Around 150 lawyers have called on Parliament to change the present divorce laws to allow for no-fault divorces.
Currently all divorces must be based on an irretrievable breakdown of the marriage but that has to be evidenced by one of five facts. These are:
- Unreasonable behaviour
- Two years' separation with consent
- Five years' separation without consent
Of these reasons three out of the five require a considerable amount of time to pass before a divorce can take place – at least two years in the case of desertion and separation with consent and five where consent is not given.
In the case of adultery there must be clear evidence that an adulterous act has taken place, which leaves many to turn to unreasonable behaviour to speed up their divorce.
This term under English law insists that the marriage has broken down irretrievably and that one of the parties has behaved in such an unreasonable manner that the other finds it intolerable to live with him or her.
What is deemed unreasonable can be widely interpreted and the courts often rely upon the reality of the situation to make a decision. Where it is clear one party to a marriage feels strongly about their spouse’s behaviour so as to issue a divorce petition, the marriage has irretrievably broken down so far as that person is concerned and it would be futile for the courts to decide that the behaviour is not unreasonable, and therefore this usually satisfies the courts.
However, the issue with a divorce based on unreasonable behaviour is that this often has to apportion fault to one or both parties, when sometimes this is completely irrelevant to the breakdown of the marriage.
This is why members of the profession have long argued for the adoption of a no-fault divorce system. In fact, leading family law organisation Resolution has more than 6,000 members, of whom more than 90 per cent agree that no fault divorce should be available to separating couples.
Resolution believes that the current system “often creates conflict and makes reaching a mutually acceptable agreement much more difficult” and it is particularly concerned about “the impact conflict and confrontation between separating parents has on their children.”
Speaking after the event at Parliament, Nigel Shepherd, National Chair of Resolution, said: “It is clear that current divorce law is not fit for today’s modern society. Divorce is already difficult enough; we don’t need it being made harder by the law pushing couples into conflicts and arguments.

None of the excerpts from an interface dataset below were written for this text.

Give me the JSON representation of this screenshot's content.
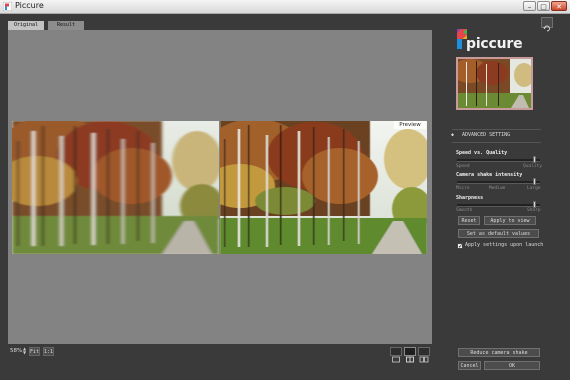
{
  "window": {
    "title": "Piccure",
    "minimize": "–",
    "maximize": "□",
    "close": "✕"
  },
  "tabs": [
    {
      "label": "Original"
    },
    {
      "label": "Result"
    }
  ],
  "viewer": {
    "preview_label": "Preview"
  },
  "bottom_bar": {
    "zoom": "58%",
    "fit_label": "Fit",
    "one_to_one_label": "1:1"
  },
  "panel": {
    "logo_text": "piccure",
    "advanced_title": "ADVANCED SETTING",
    "sliders": [
      {
        "label": "Speed vs. Quality",
        "min_label": "Speed",
        "max_label": "Quality",
        "value": 0.93
      },
      {
        "label": "Camera shake intensity",
        "min_label": "Micro",
        "mid_label": "Medium",
        "max_label": "Large",
        "value": 0.93
      },
      {
        "label": "Sharpness",
        "min_label": "Smooth",
        "max_label": "Sharp",
        "value": 0.93
      }
    ],
    "reset_label": "Reset",
    "apply_label": "Apply to view",
    "default_label": "Set as default values",
    "checkbox_label": "Apply settings upon launch",
    "checkbox_checked": true,
    "reduce_label": "Reduce camera shake",
    "cancel_label": "Cancel",
    "ok_label": "OK"
  }
}
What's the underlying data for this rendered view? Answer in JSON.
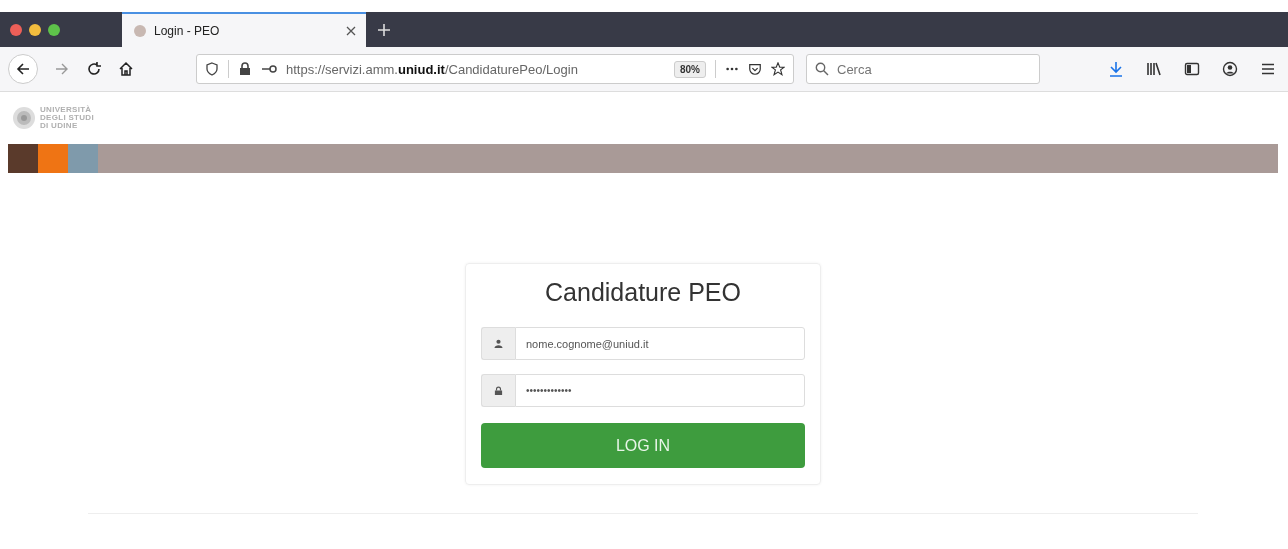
{
  "browser": {
    "tabs": [
      {
        "title": "Login - PEO",
        "selected": true
      }
    ],
    "url": {
      "prefix": "https://servizi.amm.",
      "domain": "uniud.it",
      "path": "/CandidaturePeo/Login"
    },
    "zoom": "80%",
    "search": {
      "placeholder": "Cerca"
    }
  },
  "logo": {
    "lines": [
      "UNIVERSITÀ",
      "DEGLI STUDI",
      "DI UDINE"
    ]
  },
  "login": {
    "title": "Candidature PEO",
    "username": "nome.cognome@uniud.it",
    "password": "•••••••••••••",
    "button": "LOG IN"
  }
}
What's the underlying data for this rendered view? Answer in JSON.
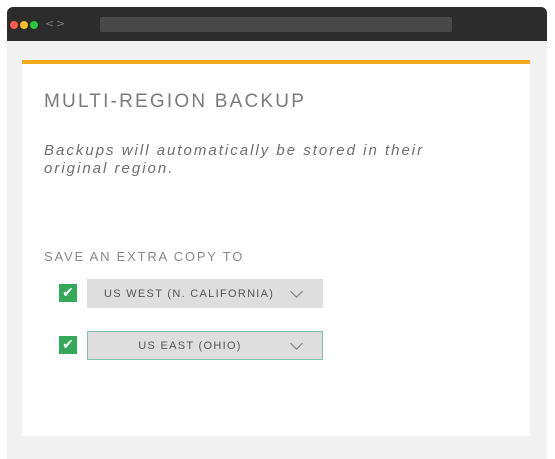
{
  "window": {
    "controls": [
      "close",
      "minimize",
      "maximize"
    ],
    "nav": {
      "back": "<",
      "forward": ">"
    }
  },
  "card": {
    "accent_color": "#f0a81c",
    "title": "MULTI-REGION BACKUP",
    "description": "Backups will automatically be stored in their original region.",
    "section_label": "SAVE AN EXTRA COPY TO",
    "regions": [
      {
        "checked": true,
        "check_icon": "checkmark-icon",
        "check_glyph": "✔",
        "label": "US WEST (N. CALIFORNIA)",
        "dropdown_icon": "chevron-down-icon"
      },
      {
        "checked": true,
        "check_icon": "checkmark-icon",
        "check_glyph": "✔",
        "label": "US EAST (OHIO)",
        "dropdown_icon": "chevron-down-icon"
      }
    ]
  },
  "colors": {
    "checkbox": "#36a85a",
    "focus_border": "#7ec4a7",
    "titlebar": "#2c2c2c"
  }
}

“The results from this survey are overwhelming. These are family lawyers on the frontline, working with separating couples every day and they quite clearly believe that allowing for no fault divorce would be a positive option. For so many to descend on Parliament to lobby MPs and Peers shows that it is time for politicians to act, and bring an end to the blame game.”
There is also a historic precedent to the calls; more than twenty years ago, a form of no-fault divorce was included as part of the Family Law Act 1996.
However, lobbying from parties opposed to the principle of no fault divorce resulted in certain sections of that Act never being enforced and some parts repealed. Many of those who lobbied against the sections felt they would make divorce too easy, destroying the sanctity of marriage.
Again in 2015, MP Richard Bacon introduced a no-fault divorce bill under the ten minute rule. He proposed that couples should have the option to declare jointly that their marriage had broken down without relying on fault-based facts, however once again the movement gained little traction and did not make it past the initial debate stages in Parliament.
It is not yet clear whether or not Parliament will move forwards with plans to introduce no-fault divorce following calls from the profession to change the system.